Sixteen days later, the government shutdown saga has finally come to an end. Last night, President Obama signed a deal that not only extended the federal government’s funding and thus ended the shutdown, but also included a debt-limit increase to avoid yet another debt-limit crisis. It isn’t a perfect solution, since come January we will have yet another debt-limit deadline looming, but there is a lot to be learned from this – hopefully our politicians learned the right lessons. Both Democrats and Republicans should be able to negotiate on tough matters without the threat of economic collapse.
This shutdown happened mainly due to efforts to delay Obamacare. Ironic then, that the estimated total cost of all Obamacare subsidies next year will be $26 billion, and according to Standard and Poor’s, the shutdown itself cost our economy $24 billion. Has the GOP actually accomplished anything by this shutdown? Both sides of the media recognize the same winners and losers as a result of the deal. Besides the hit to our economy, it seems the only other thing accomplished are a hit to the GOP’s poll numbers for many seats in the House and the Senate.

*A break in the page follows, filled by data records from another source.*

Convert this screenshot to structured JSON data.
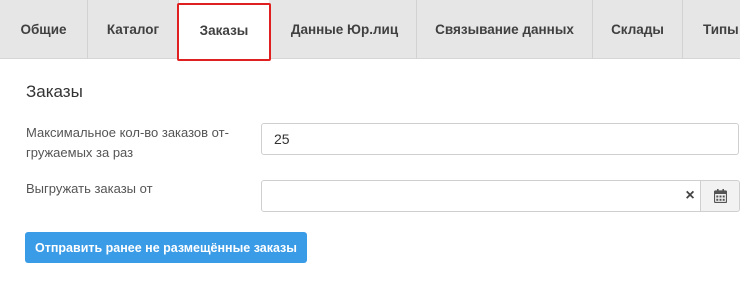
{
  "tabs": [
    {
      "label": "Общие"
    },
    {
      "label": "Каталог"
    },
    {
      "label": "Заказы",
      "active": true
    },
    {
      "label": "Данные Юр.лиц"
    },
    {
      "label": "Связывание данных"
    },
    {
      "label": "Склады"
    },
    {
      "label": "Типы"
    }
  ],
  "section": {
    "title": "Заказы"
  },
  "fields": {
    "max_orders": {
      "label": "Максимальное кол-во заказов от-гружаемых за раз",
      "value": "25"
    },
    "export_from": {
      "label": "Выгружать заказы от",
      "value": ""
    }
  },
  "icons": {
    "clear": "×",
    "calendar": "calendar-icon"
  },
  "actions": {
    "send_button": "Отправить ранее не размещённые заказы"
  },
  "colors": {
    "accent": "#3a9be6",
    "highlight": "#e02020",
    "tabbar_bg": "#e6e6e6"
  }
}
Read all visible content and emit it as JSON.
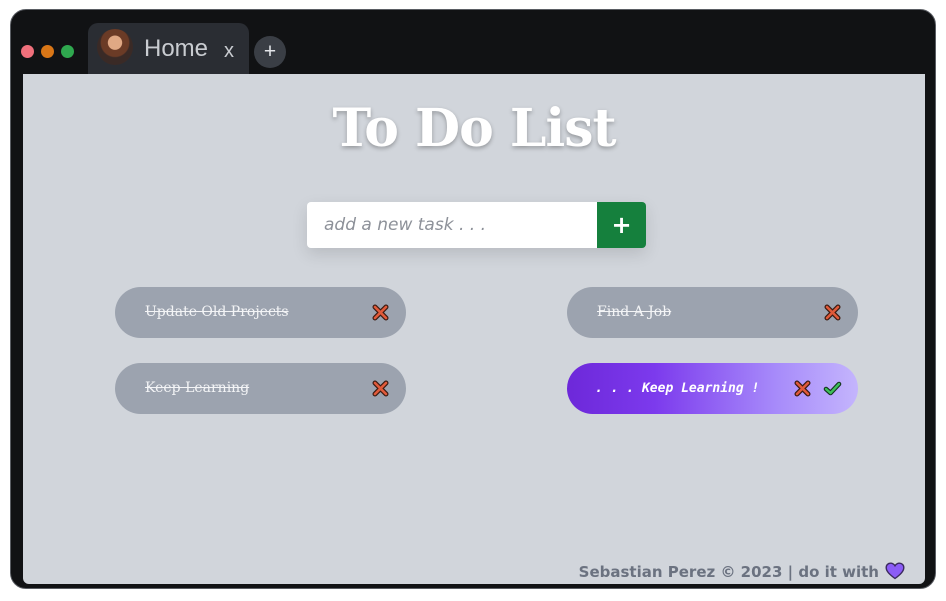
{
  "browser": {
    "tab_title": "Home",
    "tab_close_label": "x",
    "new_tab_label": "+",
    "traffic_light_colors": [
      "#f0707c",
      "#d97617",
      "#2fa84f"
    ]
  },
  "app": {
    "title": "To Do List",
    "input_placeholder": "add a new task . . .",
    "input_value": "",
    "add_button_label": "+",
    "accent_color": "#15803d",
    "tasks": [
      {
        "text": "Update Old Projects",
        "completed": true
      },
      {
        "text": "Find A Job",
        "completed": true
      },
      {
        "text": "Keep Learning",
        "completed": true
      },
      {
        "text": ". . . Keep Learning !",
        "completed": false,
        "highlighted": true
      }
    ],
    "footer": {
      "text": "Sebastian Perez © 2023 | do it with",
      "icon": "heart-icon"
    }
  }
}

New Republic’s article makes a great point however, will this event actually translate to political gains for the Democrats in next year’s election? With so many events unfolding the last 13 months, from the election and the fiscal cliff, to Newtown, the sequester, NSA, and Syria, it’s possible the shutdown may be long forgotten in the minds of voters come November 2014; especially for Republican-leaning voters who have the choice between their current congressman and the prospect of a majority Democratic House. Here is the breakdown of votes for the deal, so that we may remember these politicians when their next elections roll around.